TASK OBJECTIVE
If a line of the data below holds the word "挂号记录", list it.

GIVEN INFORMATION
◇ ◇ ◇ ◇ ◇ ◇ ◇
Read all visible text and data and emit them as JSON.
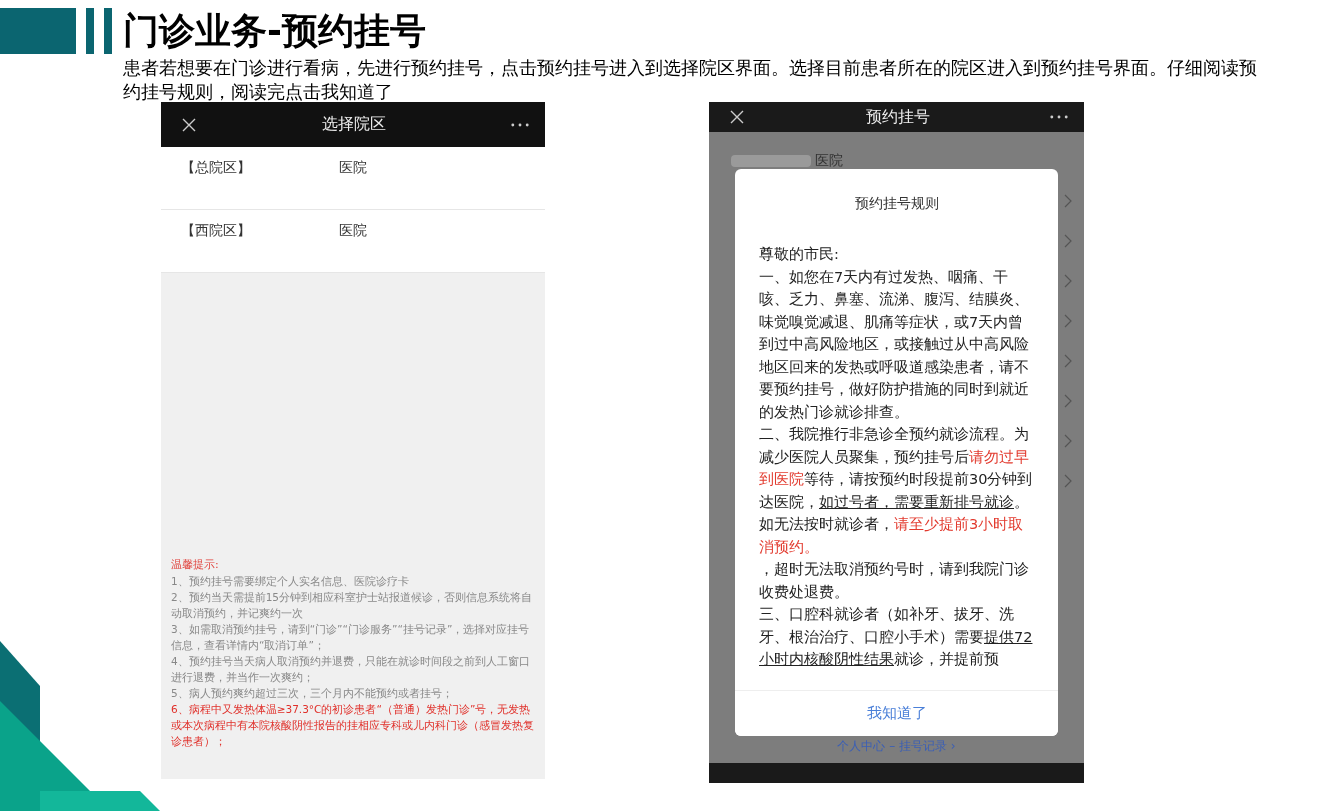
{
  "title": "门诊业务-预约挂号",
  "description": "患者若想要在门诊进行看病，先进行预约挂号，点击预约挂号进入到选择院区界面。选择目前患者所在的院区进入到预约挂号界面。仔细阅读预约挂号规则，阅读完点击我知道了",
  "phone_left": {
    "header_title": "选择院区",
    "campuses": [
      {
        "name": "【总院区】",
        "hospital": "医院"
      },
      {
        "name": "【西院区】",
        "hospital": "医院"
      }
    ],
    "tips_title": "温馨提示:",
    "tips": [
      {
        "text": "1、预约挂号需要绑定个人实名信息、医院诊疗卡",
        "kind": "normal"
      },
      {
        "text": "2、预约当天需提前15分钟到相应科室护士站报道候诊，否则信息系统将自动取消预约，并记爽约一次",
        "kind": "normal"
      },
      {
        "text": "3、如需取消预约挂号，请到“门诊”“门诊服务”“挂号记录”，选择对应挂号信息，查看详情内“取消订单”；",
        "kind": "normal"
      },
      {
        "text": "4、预约挂号当天病人取消预约并退费，只能在就诊时间段之前到人工窗口进行退费，并当作一次爽约；",
        "kind": "normal"
      },
      {
        "text": "5、病人预约爽约超过三次，三个月内不能预约或者挂号；",
        "kind": "normal"
      },
      {
        "text": "6、病程中又发热体温≥37.3°C的初诊患者“（普通）发热门诊”号，无发热或本次病程中有本院核酸阴性报告的挂相应专科或儿内科门诊（感冒发热复诊患者）；",
        "kind": "warning"
      }
    ]
  },
  "phone_right": {
    "header_title": "预约挂号",
    "hospital_label": "医院",
    "footer_link": "个人中心 – 挂号记录 ›",
    "modal": {
      "title": "预约挂号规则",
      "paragraphs": [
        [
          {
            "text": "尊敬的市民:",
            "kind": "normal"
          }
        ],
        [
          {
            "text": "一、如您在7天内有过发热、咽痛、干咳、乏力、鼻塞、流涕、腹泻、结膜炎、味觉嗅觉减退、肌痛等症状，或7天内曾到过中高风险地区，或接触过从中高风险地区回来的发热或呼吸道感染患者，请不要预约挂号，做好防护措施的同时到就近的发热门诊就诊排查。",
            "kind": "normal"
          }
        ],
        [
          {
            "text": "二、我院推行非急诊全预约就诊流程。为减少医院人员聚集，预约挂号后",
            "kind": "normal"
          },
          {
            "text": "请勿过早到医院",
            "kind": "red"
          },
          {
            "text": "等待，请按预约时段提前30分钟到达医院，",
            "kind": "normal"
          },
          {
            "text": "如过号者，需要重新排号就诊",
            "kind": "underline"
          },
          {
            "text": "。如无法按时就诊者，",
            "kind": "normal"
          },
          {
            "text": "请至少提前3小时取消预约。",
            "kind": "red"
          }
        ],
        [
          {
            "text": "，超时无法取消预约号时，请到我院门诊收费处退费。",
            "kind": "normal"
          }
        ],
        [
          {
            "text": "三、口腔科就诊者（如补牙、拔牙、洗牙、根治治疗、口腔小手术）需要",
            "kind": "normal"
          },
          {
            "text": "提供72小时内核酸阴性结果",
            "kind": "underline"
          },
          {
            "text": "就诊，并提前预",
            "kind": "normal"
          }
        ]
      ],
      "button": "我知道了"
    }
  }
}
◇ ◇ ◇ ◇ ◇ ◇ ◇
RESPONSE TO THIS EXERCISE
        "text": "3、如需取消预约挂号，请到“门诊”“门诊服务”“挂号记录”，选择对应挂号信息，查看详情内“取消订单”；",
    "footer_link": "个人中心 – 挂号记录 ›",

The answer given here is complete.